The Latvian road network is well-developed but further development is still in progress. The government instigated policies to promote a high quality road infrastructure and road safety standards that will meet internationally approved requirements. The Via Baltica is the most important transport corridor, traversing Latvia in a north-south direction. Via Baltica is also an European transport corridor - route E67. It connects European cities Helsinki, Tallinn, Riga, Kaunas and Warsaw, and Riga, Kaliningrad and Gdansk. The road network is uniform throughout Latvia. It is easy to reach any place by road transport whatever its location. There is almost no traffic congestion except during some morning and evening hours in Riga. This is a great advantage for transit flow and allows driving without interruption. Furthermore, there are no tolls, fees or taxes for using roads, bridges or tunnels.

Riga International Airport is the largest international aviation company in the Baltic states and the main air traffic centre in this region offering regular passenger, cargo and postal delivery to the cities of Europe and world. The RIGA International Airport renders both aviation (airplane, passenger and cargo attendance) and non-aviation services (lease, parking spaces, VIP centre services, etc.). It attends both national and international airlines becoming one of the few European airports that attends both full service and low costs airlines.  From the RIGA International Airport it is possible to go to more than 77 destinations in winter and 106 in summer season.

In 2019 Riga international Airport welcomed 7.8 million passengers (11 % more than 2018). By serving five million passengers in 2011, according to the ranking of Airports Council International, Riga International Airport has officially joined the ranks of medium-sized airports and internationally will not be treated as a small airport any more. Riga International Airport is the leader in the Baltic States the market share of Riga International Airport was 44 percent.

Transit and Logistics Sector Advantages
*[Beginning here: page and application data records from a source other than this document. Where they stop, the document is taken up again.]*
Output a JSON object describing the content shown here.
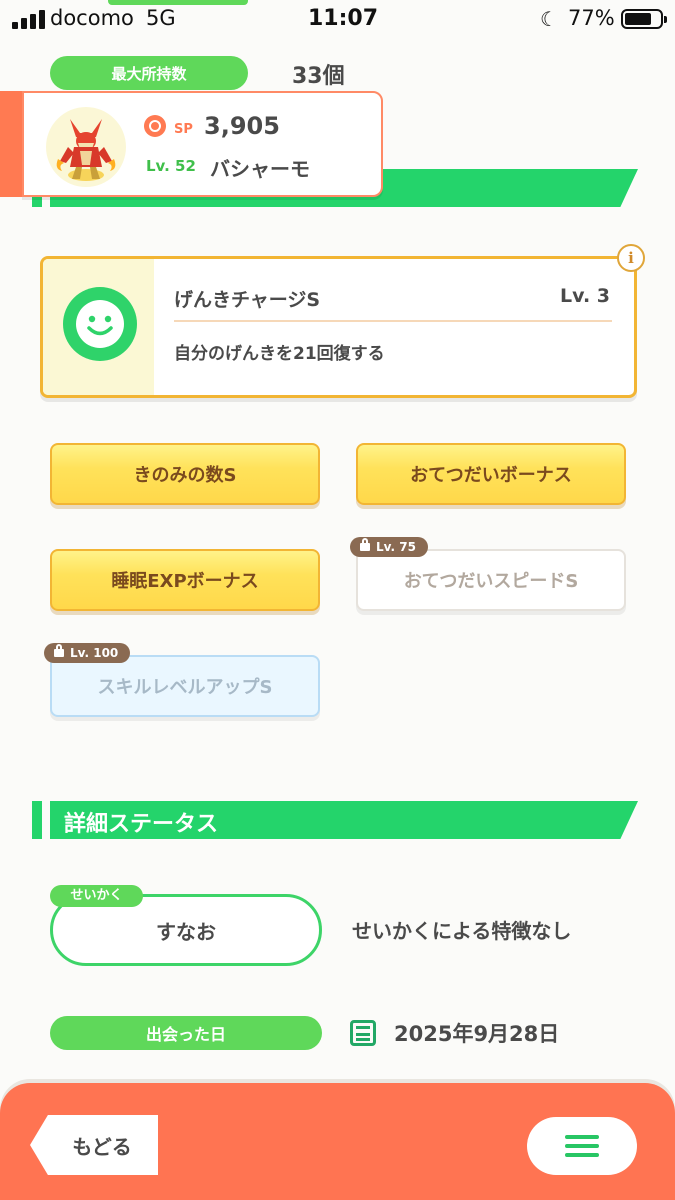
{
  "status_bar": {
    "carrier": "docomo",
    "network": "5G",
    "time": "11:07",
    "battery_percent": "77%",
    "moon_icon": "☾",
    "battery_level": 0.77
  },
  "summary": {
    "max_holding_label": "最大所持数",
    "max_holding_value": "33個"
  },
  "pokemon": {
    "sp_label": "SP",
    "sp_value": "3,905",
    "level_label": "Lv. 52",
    "name": "バシャーモ"
  },
  "main_skill": {
    "name": "げんきチャージS",
    "level": "Lv. 3",
    "description": "自分のげんきを21回復する",
    "info_label": "i"
  },
  "sub_skills": [
    {
      "label": "きのみの数S",
      "locked": false
    },
    {
      "label": "おてつだいボーナス",
      "locked": false
    },
    {
      "label": "睡眠EXPボーナス",
      "locked": false
    },
    {
      "label": "おてつだいスピードS",
      "locked": true,
      "unlock_label": "Lv. 75"
    },
    {
      "label": "スキルレベルアップS",
      "locked": true,
      "unlock_label": "Lv. 100"
    }
  ],
  "details": {
    "section_title": "詳細ステータス",
    "nature_tag": "せいかく",
    "nature_value": "すなお",
    "nature_description": "せいかくによる特徴なし",
    "met_date_label": "出会った日",
    "met_date_value": "2025年9月28日"
  },
  "footer": {
    "back_label": "もどる",
    "menu_icon": "menu-icon"
  },
  "colors": {
    "green": "#24d46b",
    "light_green": "#5fd85a",
    "orange": "#ff7452",
    "gold": "#f2b534"
  }
}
  • Latvia's geographical location between east and west, forming the EU's external border with Russia and Belarus, particularly significant for the Russian market, but also important because of the potential transit function of Far East cargo via the Trans-Siberian Railway connection to western Europe. The strategic location of the capital Riga, including its own consumer market potential, offers opportunities for development within the Baltic States and is the reason that numerous international companies have located their Baltic States' head offices there.
  • The quality and level of transport and logistics services is improving, led by large, international transport and forwarding companies, which have the ability and expertise to organise value-adding activities.
  • Quality of road, rail, and maritime infrastructure – the transport connections for maritime cargo flows in containers, good quality of railway and road transport.
  • Availability of skilled labour – larger companies provide training for their staff. Many employees have knowledge of three foreign languages (mostly English, Russian, German).
  • Availability of high level IT in the transport industry, with use of modern IT/data systems, Internet connections, and the development of Electronic Data Interchange. The development of technology is being stimulated by the large, international transport and forwarding companies.
  • Government support for the development of the transit, transport and logistics sector is satisfactory, customs and tax legislation has been considerably improved in recent years, so both customs and tax authorities now have good communications and information systems.

Additional information

Database of Latvian exporters
Ministry of Transport of Latvia: www.sam.gov.lv
Latvian Association of Freight Forwarders and Logistics: www.laff.lv 
Riga International Airport: www.riga-airport.com